__WHAT NEEDS TO BE DONE__:
From the records, report how many lines hold the word "screenshot", with the number as the sole reply.

__INPUT RECORDS__:
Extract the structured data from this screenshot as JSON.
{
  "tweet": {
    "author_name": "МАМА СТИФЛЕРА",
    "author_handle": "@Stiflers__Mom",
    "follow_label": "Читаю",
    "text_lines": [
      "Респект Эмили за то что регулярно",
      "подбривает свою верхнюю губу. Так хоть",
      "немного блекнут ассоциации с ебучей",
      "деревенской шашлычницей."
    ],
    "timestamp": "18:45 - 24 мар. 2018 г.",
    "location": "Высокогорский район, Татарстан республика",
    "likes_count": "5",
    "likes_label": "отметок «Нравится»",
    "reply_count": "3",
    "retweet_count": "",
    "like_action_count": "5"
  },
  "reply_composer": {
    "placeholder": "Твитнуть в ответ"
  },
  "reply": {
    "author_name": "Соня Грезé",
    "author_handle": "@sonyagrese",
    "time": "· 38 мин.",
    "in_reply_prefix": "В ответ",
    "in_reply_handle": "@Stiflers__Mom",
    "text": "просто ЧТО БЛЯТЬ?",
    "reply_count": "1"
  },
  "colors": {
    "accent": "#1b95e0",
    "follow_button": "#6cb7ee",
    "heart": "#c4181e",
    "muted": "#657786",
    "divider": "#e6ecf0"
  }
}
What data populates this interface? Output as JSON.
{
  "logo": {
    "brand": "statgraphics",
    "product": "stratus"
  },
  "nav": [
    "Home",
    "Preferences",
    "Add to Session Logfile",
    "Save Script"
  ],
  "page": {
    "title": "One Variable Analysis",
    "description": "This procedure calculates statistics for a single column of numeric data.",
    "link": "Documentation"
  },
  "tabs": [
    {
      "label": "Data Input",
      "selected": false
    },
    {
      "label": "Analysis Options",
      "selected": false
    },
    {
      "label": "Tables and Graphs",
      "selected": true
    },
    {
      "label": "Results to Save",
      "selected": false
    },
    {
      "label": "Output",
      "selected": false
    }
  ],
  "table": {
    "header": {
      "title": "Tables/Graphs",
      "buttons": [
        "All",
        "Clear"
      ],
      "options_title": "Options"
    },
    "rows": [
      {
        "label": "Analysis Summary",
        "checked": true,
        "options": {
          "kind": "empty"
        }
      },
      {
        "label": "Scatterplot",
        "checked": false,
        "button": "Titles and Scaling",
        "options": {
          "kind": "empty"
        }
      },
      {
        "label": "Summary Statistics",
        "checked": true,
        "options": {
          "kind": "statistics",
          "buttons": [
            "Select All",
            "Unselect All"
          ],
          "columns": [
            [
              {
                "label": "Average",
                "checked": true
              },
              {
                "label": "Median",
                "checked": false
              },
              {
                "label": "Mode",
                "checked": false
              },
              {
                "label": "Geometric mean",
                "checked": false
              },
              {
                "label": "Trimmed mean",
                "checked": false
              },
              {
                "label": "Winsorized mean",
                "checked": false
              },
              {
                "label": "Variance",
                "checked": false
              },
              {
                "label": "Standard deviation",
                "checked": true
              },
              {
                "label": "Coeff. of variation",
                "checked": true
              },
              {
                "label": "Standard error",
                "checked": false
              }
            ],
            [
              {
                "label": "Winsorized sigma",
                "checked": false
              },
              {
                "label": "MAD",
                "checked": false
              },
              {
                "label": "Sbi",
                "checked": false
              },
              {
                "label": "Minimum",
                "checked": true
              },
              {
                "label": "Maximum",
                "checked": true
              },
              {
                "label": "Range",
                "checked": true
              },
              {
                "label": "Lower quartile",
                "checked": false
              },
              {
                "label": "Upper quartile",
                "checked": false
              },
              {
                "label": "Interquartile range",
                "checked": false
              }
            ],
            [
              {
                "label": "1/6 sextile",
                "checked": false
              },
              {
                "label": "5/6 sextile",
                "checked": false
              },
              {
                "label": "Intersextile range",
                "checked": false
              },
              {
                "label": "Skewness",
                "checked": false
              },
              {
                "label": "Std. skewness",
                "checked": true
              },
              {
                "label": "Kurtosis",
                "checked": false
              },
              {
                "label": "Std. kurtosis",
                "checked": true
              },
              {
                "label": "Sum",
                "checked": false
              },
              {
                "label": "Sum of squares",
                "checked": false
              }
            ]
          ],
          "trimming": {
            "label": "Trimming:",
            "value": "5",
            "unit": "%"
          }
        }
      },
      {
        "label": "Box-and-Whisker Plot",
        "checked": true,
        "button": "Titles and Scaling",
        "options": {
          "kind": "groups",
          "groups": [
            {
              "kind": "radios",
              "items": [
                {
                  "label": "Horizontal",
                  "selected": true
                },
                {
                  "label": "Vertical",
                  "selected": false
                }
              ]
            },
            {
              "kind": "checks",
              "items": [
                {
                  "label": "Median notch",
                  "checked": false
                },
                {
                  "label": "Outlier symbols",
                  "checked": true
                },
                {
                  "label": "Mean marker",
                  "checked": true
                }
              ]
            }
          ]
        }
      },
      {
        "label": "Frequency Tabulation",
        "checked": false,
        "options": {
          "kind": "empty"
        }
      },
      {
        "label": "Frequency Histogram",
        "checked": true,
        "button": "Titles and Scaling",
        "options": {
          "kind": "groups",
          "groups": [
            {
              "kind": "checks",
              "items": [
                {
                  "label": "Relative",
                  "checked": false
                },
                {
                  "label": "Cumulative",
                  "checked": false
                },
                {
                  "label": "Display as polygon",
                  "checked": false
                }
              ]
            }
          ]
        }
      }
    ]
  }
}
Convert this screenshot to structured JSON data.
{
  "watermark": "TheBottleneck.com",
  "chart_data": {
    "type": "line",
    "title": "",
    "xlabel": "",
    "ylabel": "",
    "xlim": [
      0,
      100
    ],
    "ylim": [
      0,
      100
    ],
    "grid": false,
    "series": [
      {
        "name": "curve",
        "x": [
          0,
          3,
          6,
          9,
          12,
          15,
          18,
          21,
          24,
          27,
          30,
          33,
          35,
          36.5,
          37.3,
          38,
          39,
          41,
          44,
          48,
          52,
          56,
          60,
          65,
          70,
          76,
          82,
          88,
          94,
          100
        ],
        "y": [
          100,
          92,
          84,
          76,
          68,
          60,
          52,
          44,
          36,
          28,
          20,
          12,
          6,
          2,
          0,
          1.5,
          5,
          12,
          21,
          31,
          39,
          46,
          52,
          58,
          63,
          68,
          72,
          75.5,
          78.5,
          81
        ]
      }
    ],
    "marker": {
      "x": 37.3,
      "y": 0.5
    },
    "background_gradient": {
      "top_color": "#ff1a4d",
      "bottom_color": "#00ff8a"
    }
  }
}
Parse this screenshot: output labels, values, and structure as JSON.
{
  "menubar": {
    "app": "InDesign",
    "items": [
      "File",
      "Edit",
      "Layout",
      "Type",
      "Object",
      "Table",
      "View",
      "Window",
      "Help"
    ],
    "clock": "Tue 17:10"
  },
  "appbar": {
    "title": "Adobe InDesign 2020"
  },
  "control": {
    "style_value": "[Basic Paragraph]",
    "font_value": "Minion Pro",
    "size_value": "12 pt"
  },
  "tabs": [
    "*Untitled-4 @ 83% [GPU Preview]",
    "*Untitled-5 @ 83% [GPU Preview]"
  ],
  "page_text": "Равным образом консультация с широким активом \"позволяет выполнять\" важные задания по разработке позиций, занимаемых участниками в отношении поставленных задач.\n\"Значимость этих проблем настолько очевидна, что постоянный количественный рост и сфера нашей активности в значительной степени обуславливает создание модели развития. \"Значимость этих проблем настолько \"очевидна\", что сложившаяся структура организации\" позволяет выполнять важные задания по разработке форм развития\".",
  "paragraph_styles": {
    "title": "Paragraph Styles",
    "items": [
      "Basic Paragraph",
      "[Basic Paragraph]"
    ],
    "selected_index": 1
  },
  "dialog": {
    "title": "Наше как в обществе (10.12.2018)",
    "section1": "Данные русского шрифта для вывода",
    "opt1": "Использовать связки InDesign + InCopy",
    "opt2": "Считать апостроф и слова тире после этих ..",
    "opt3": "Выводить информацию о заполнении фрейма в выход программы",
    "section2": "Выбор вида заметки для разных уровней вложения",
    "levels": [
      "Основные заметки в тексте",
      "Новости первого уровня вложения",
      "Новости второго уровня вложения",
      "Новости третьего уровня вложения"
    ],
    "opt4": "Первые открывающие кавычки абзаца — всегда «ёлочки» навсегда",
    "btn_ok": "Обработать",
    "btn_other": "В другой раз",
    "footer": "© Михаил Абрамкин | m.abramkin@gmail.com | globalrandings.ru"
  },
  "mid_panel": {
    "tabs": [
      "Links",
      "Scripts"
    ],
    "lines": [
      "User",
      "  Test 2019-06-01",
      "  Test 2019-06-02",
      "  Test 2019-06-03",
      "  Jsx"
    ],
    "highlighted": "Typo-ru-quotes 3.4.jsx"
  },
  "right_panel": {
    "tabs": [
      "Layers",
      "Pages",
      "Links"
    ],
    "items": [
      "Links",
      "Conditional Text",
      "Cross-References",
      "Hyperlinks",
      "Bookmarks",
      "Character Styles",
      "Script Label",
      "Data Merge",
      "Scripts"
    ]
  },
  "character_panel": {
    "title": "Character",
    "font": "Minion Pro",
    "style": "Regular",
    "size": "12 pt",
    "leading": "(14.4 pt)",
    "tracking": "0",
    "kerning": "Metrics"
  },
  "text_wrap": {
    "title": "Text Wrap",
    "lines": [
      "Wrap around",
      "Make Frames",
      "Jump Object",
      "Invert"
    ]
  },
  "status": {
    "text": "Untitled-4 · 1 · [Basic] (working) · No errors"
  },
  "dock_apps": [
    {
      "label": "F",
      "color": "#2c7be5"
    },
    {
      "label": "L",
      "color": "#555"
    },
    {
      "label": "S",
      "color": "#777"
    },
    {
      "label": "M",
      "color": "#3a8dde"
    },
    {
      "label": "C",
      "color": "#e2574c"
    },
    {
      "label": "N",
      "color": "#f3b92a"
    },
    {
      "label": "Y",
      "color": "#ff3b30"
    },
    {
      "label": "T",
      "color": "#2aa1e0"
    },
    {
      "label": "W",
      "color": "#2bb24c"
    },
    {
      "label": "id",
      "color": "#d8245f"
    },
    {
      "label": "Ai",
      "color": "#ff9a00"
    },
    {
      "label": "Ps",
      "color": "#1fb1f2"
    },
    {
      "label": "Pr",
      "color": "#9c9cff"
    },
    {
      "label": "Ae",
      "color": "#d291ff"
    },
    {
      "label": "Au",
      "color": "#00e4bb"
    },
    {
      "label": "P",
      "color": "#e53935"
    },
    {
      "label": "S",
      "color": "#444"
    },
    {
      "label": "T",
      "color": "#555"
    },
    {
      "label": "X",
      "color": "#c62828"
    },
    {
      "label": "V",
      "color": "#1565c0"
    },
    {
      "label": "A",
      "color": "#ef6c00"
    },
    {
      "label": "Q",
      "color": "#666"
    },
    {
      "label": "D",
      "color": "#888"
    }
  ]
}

__SOLUTION TO THE PROBLEM__:
3